M.T. Chen and et al. 2018. “The Greenland Telescope: Thule Operations” 10700 (12). Proc. SPIE.Abstract
The Greenland Telescope Project (GLT) has successfully commissioned its 12-m sub-millimeter. In January 2018, the fringes were detected between the GLT and the Atacama Large Millimeter Array (ALMA) during a very-long-baseline interferometry (VLBI) exercise. In April 2018, the telescope participated in global VLBI science observations at Thule Air Base (TAB). The telescope has been completely rebuilt, with many new components, from the ALMA NA (North America) Prototype antenna and equipped with a new set of sub-millimeter receivers operating at 86, 230, and 345 GHz, as well as a complete set of instruments and VLBI backends.
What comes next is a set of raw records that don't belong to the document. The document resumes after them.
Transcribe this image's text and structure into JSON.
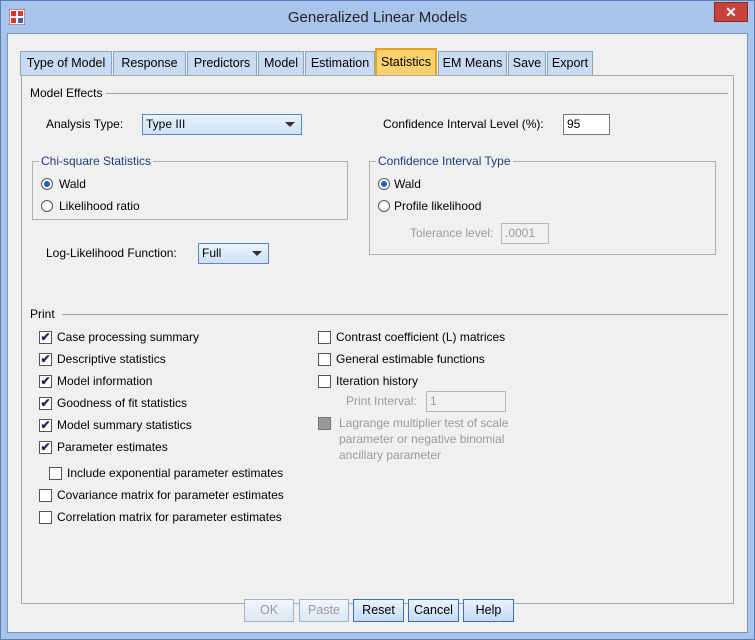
{
  "window": {
    "title": "Generalized Linear Models",
    "close_glyph": "✕"
  },
  "tabs": [
    {
      "label": "Type of Model",
      "active": false
    },
    {
      "label": "Response",
      "active": false
    },
    {
      "label": "Predictors",
      "active": false
    },
    {
      "label": "Model",
      "active": false
    },
    {
      "label": "Estimation",
      "active": false
    },
    {
      "label": "Statistics",
      "active": true
    },
    {
      "label": "EM Means",
      "active": false
    },
    {
      "label": "Save",
      "active": false
    },
    {
      "label": "Export",
      "active": false
    }
  ],
  "model_effects": {
    "section_label": "Model Effects",
    "analysis_type_label": "Analysis Type:",
    "analysis_type_value": "Type III",
    "ci_level_label": "Confidence Interval Level (%):",
    "ci_level_value": "95",
    "chi_square": {
      "title": "Chi-square Statistics",
      "wald_label": "Wald",
      "likelihood_label": "Likelihood ratio",
      "selected": "Wald"
    },
    "ci_type": {
      "title": "Confidence Interval Type",
      "wald_label": "Wald",
      "profile_label": "Profile likelihood",
      "selected": "Wald",
      "tolerance_label": "Tolerance level:",
      "tolerance_value": ".0001"
    },
    "loglik_label": "Log-Likelihood Function:",
    "loglik_value": "Full"
  },
  "print": {
    "section_label": "Print",
    "case_processing": {
      "label": "Case processing summary",
      "checked": true
    },
    "descriptive": {
      "label": "Descriptive statistics",
      "checked": true
    },
    "model_info": {
      "label": "Model information",
      "checked": true
    },
    "goodness_fit": {
      "label": "Goodness of fit statistics",
      "checked": true
    },
    "model_summary": {
      "label": "Model summary statistics",
      "checked": true
    },
    "param_estimates": {
      "label": "Parameter estimates",
      "checked": true
    },
    "include_exp": {
      "label": "Include exponential parameter estimates",
      "checked": false
    },
    "covariance": {
      "label": "Covariance matrix for parameter estimates",
      "checked": false
    },
    "correlation": {
      "label": "Correlation matrix for parameter estimates",
      "checked": false
    },
    "contrast": {
      "label": "Contrast coefficient (L) matrices",
      "checked": false
    },
    "general_estimable": {
      "label": "General estimable functions",
      "checked": false
    },
    "iteration": {
      "label": "Iteration history",
      "checked": false
    },
    "print_interval_label": "Print Interval:",
    "print_interval_value": "1",
    "lagrange": {
      "line1": "Lagrange multiplier test of scale",
      "line2": "parameter or negative binomial",
      "line3": "ancillary parameter",
      "checked": false
    }
  },
  "buttons": {
    "ok": "OK",
    "paste": "Paste",
    "reset": "Reset",
    "cancel": "Cancel",
    "help": "Help"
  },
  "check_glyph": "✔"
}
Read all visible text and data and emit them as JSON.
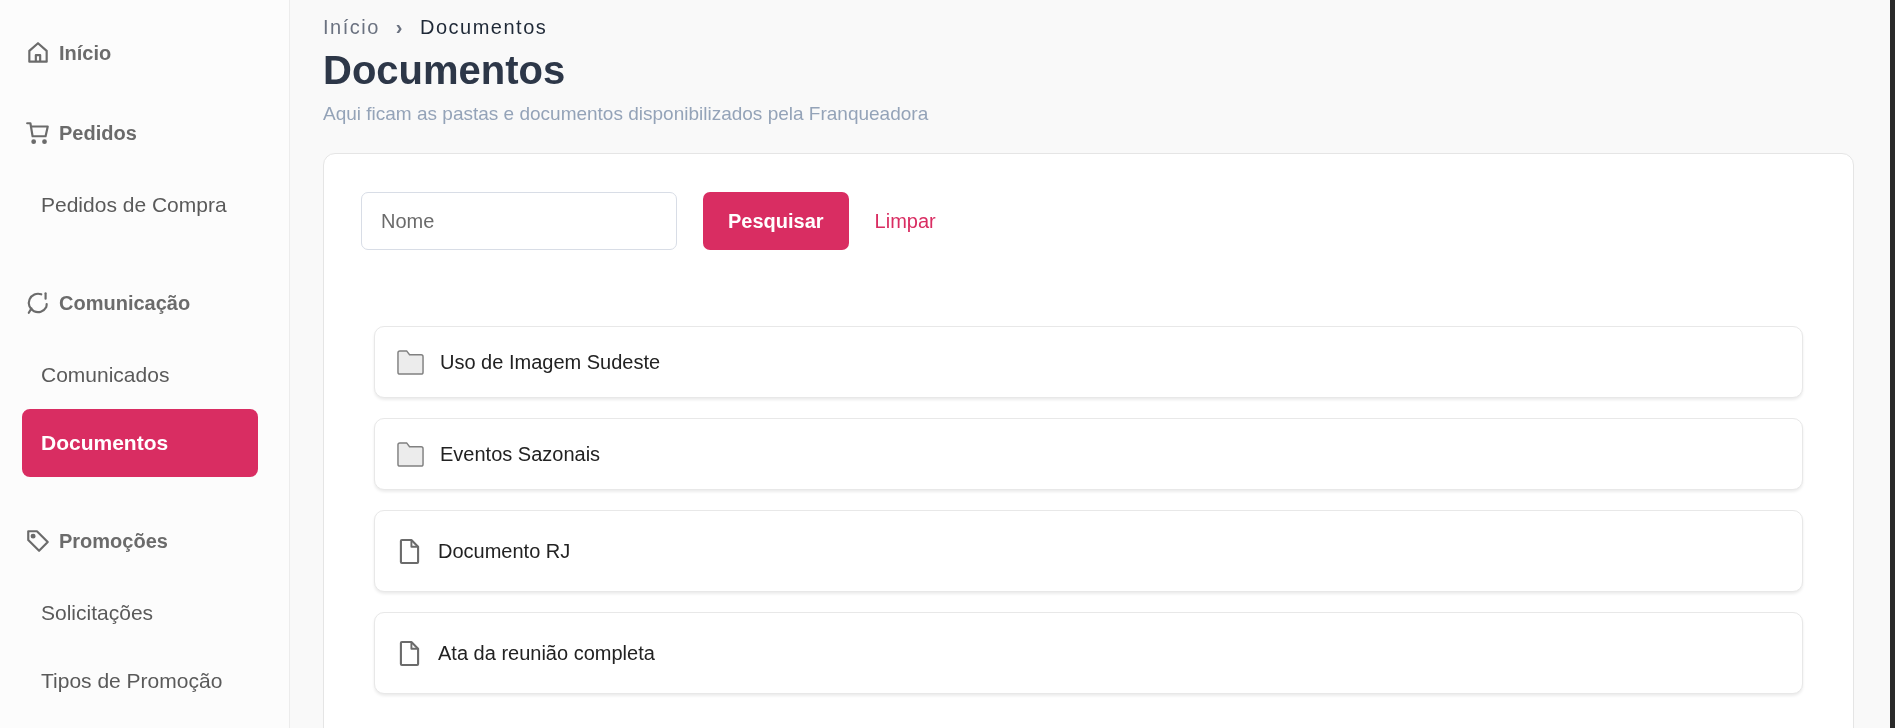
{
  "sidebar": {
    "sections": [
      {
        "title": "Início",
        "kind": "home"
      },
      {
        "title": "Pedidos",
        "kind": "cart",
        "items": [
          {
            "label": "Pedidos de Compra",
            "selected": false
          }
        ]
      },
      {
        "title": "Comunicação",
        "kind": "chat",
        "items": [
          {
            "label": "Comunicados",
            "selected": false
          },
          {
            "label": "Documentos",
            "selected": true
          }
        ]
      },
      {
        "title": "Promoções",
        "kind": "tag",
        "items": [
          {
            "label": "Solicitações",
            "selected": false
          },
          {
            "label": "Tipos de Promoção",
            "selected": false
          }
        ]
      }
    ]
  },
  "breadcrumb": {
    "separator": "›",
    "items": [
      "Início",
      "Documentos"
    ]
  },
  "page": {
    "title": "Documentos",
    "subtitle": "Aqui ficam as pastas e documentos disponibilizados pela Franqueadora"
  },
  "search": {
    "placeholder": "Nome",
    "button": "Pesquisar",
    "clear": "Limpar"
  },
  "documents": [
    {
      "kind": "folder",
      "name": "Uso de Imagem Sudeste"
    },
    {
      "kind": "folder",
      "name": "Eventos Sazonais"
    },
    {
      "kind": "file",
      "name": "Documento RJ"
    },
    {
      "kind": "file",
      "name": "Ata da reunião completa"
    }
  ]
}
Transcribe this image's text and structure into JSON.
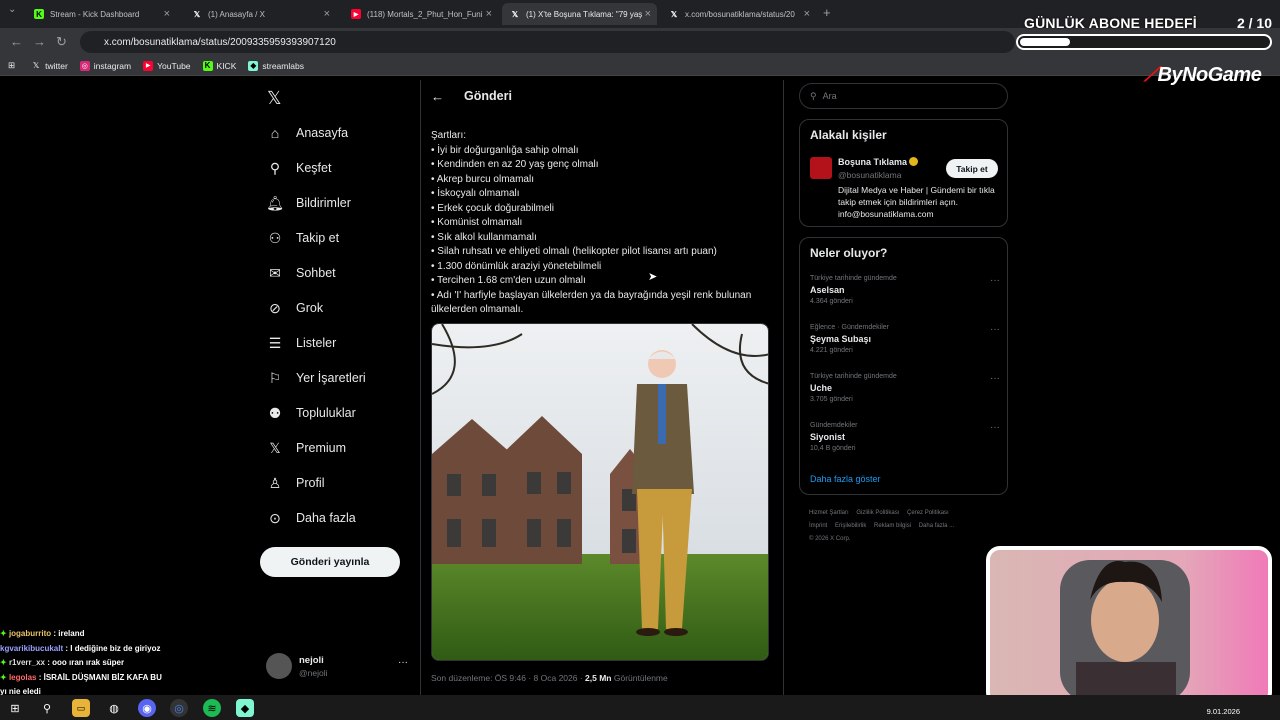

This paper describes our progress and status of the project and its plan for the coming decade.
M. Johnson, K. L. Bouman, L. Blackburn, A. A. Chael, J. Rosen, H. Shiokawa, F. Roelofs, K. Akiyama, V. L. Fish, and S. Doeleman. 2017. “Dynamical Imaging with Interferometry.” ApJ, 850, 2.Abstract
By linking widely separated radio dishes, the technique of very long baseline interferometry (VLBI) can greatly enhance angular resolution in radio astronomy. However, at any given moment, a VLBI array only sparsely samples the information necessary to form an image. Conventional imaging techniques partially overcome this limitation by making the assumption that the observed cosmic source structure does not evolve over the duration of an observation, which enables VLBI networks to accumulate information as the Earth rotates and changes the projected array geometry. Although this assumption is appropriate for nearly all VLBI, it is almost certainly violated for submillimeter observations of the Galactic Center supermassive black hole, Sagittarius A* (Sgr A*), which has a gravitational timescale of only ~20 seconds and exhibits intra-hour variability. To address this challenge, we develop several techniques to reconstruct dynamical images ("movies") from interferometric data. Our techniques are applicable to both single-epoch and multi-epoch variability studies, and they are suitable for exploring many different physical processes including flaring regions, stable images with small time-dependent perturbations, steady accretion dynamics, or kinematics of relativistic jets. Moreover, dynamical imaging can be used to estimate time-averaged images from time-variable data, eliminating many spurious image artifacts that arise when using standard imaging methods. We demonstrate the effectiveness of our techniques using synthetic observations of simulated black hole systems and 7mm Very Long Baseline Array observations of M87, and we show that dynamical imaging is feasible for Event Horizon Telescope observations of Sgr A*.
K. Akiyama, K. Kuramochi, S. Ikeda, V. L. Fish, F. Tazaki, M. Honma, S. S. Doeleman, A. E. Broderick, J. Dexter, M. Mościbrodzka, K. L. Bouman, A. A. Chael, and M. Zaizen. 2017. “Imaging the Schwarzschild-radius-scale Structure of M87 with the Event Horizon Telescope Using Sparse Modeling.” \apj, 838, Pp. 1.
R. Gold, J. C. McKinney, M. D. Johnson, and S. S. Doeleman. 2017. “Probing the Magnetic Field Structure in Sgr A* on Black Hole Horizon Scales with Polarized Radiative Transfer Simulations.” \apj, 837, Pp. 180.